But there are other reasons too- and (unsurprisingly) I feel that these are valid, even if we have to acknowledge the contradiction. I write to allow me to think deeply, to live vulnerably and to seek out God in the small things and the unlikely places.

I am away next weekend to another small island with some of my friends. Can I really leave behind the camera?

Perhaps I will take it, and leave it in the bag for one day.

One step at a time after all…

Another storm…



Ripping and rending

Bending then breaking

Scuttling and guttering

Litterbugs whirling

Hold fast to the railing-

Here comes the storm


Slates start their scissoring

Lifting and sliding

Chimney pots clinging

Open mouth howling

Insurance claims pending-

Here comes the storm


Foaming and crashing

Spray plume tongue lashing

White horses raging

Anchors are scraping

The shore all white teething-

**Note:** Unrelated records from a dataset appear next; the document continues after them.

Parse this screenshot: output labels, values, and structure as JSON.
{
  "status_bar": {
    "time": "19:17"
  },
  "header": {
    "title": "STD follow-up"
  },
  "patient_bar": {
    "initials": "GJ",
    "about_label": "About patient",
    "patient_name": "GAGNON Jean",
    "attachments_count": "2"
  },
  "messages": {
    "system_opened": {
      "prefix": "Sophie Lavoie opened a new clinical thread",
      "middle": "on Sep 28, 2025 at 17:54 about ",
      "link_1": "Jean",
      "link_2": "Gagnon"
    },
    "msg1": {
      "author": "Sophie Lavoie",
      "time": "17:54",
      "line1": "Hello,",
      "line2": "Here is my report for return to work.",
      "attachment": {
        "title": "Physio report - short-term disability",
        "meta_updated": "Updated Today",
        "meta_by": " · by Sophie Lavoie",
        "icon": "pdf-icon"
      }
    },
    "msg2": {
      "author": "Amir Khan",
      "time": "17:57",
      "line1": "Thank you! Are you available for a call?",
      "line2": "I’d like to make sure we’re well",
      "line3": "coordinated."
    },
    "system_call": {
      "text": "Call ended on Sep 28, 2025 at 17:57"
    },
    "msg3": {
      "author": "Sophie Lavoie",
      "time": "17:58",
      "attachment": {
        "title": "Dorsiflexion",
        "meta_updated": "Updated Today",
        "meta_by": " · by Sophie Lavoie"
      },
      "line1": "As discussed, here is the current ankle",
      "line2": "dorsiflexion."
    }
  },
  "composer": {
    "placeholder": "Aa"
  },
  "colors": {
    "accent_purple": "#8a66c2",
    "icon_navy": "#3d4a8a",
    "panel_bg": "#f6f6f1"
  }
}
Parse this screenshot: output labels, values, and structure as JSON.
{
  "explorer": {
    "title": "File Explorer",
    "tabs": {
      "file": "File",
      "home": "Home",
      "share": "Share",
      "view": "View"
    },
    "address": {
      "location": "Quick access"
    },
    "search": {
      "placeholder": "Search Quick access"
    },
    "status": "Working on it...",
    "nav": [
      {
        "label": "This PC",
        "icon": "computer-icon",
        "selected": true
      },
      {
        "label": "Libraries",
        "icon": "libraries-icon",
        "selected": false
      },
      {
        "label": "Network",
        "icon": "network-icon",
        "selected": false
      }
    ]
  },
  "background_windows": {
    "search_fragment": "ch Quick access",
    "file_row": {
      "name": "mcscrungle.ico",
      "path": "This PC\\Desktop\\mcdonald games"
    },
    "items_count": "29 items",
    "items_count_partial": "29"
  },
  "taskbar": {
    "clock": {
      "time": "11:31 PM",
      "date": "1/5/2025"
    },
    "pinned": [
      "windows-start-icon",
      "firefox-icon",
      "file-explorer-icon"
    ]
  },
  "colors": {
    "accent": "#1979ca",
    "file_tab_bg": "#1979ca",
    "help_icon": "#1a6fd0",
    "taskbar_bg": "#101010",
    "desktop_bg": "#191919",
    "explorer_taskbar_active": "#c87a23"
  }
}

Here comes the storm


Sirens nee-nawing

Some cars aquaplaning

Power lines sparking

Snaking and falling

Gadgets are dying-

Here comes the storm





The one that got me…

I live in a beautiful place. Check out the lovely Visit Cowal site here if you do not believe me.

It is something I often take for granted (for which I ask forgiveness) but at other times, it hits me between the eyes. Today there is a storm raging in from the Atlantic, and the sea is being whipped into froth and spray- despite our relatively sheltered location.

The exuberant power of it is exhilarating, but also a little frightening.

Of course, the camera comes out at times like this.

Except this time, I wandered a little close to the surf, and suddenly found myself wet above the knees.

Oh deary me, I said.

This was the one that got me-


A few photos from the last week.

More rain here- missed another cricket match- due to be played at the wonderful Mount Stewart house on Bute. Whoever thought that cricket could be played in a West of Scotland climate?

A climate dominated of course, by the sea.

This ship sailed past our house the other day- like a ghost of memory. It is a training ship, the Stavros- which Emily is hoping to get a chance to sail on next year.

Forward a little, from the age of the square rigger to the age of the steam puffer- the ubiquitous water lorry of the Inner Hebrides until around the middle of the last century. Another ghost, seen here passing through the Kyles of Bute-

The sea has been cruel this week too. The storms roll in from the Atlantic. Who would be a sailor?

Apart from Emily that is…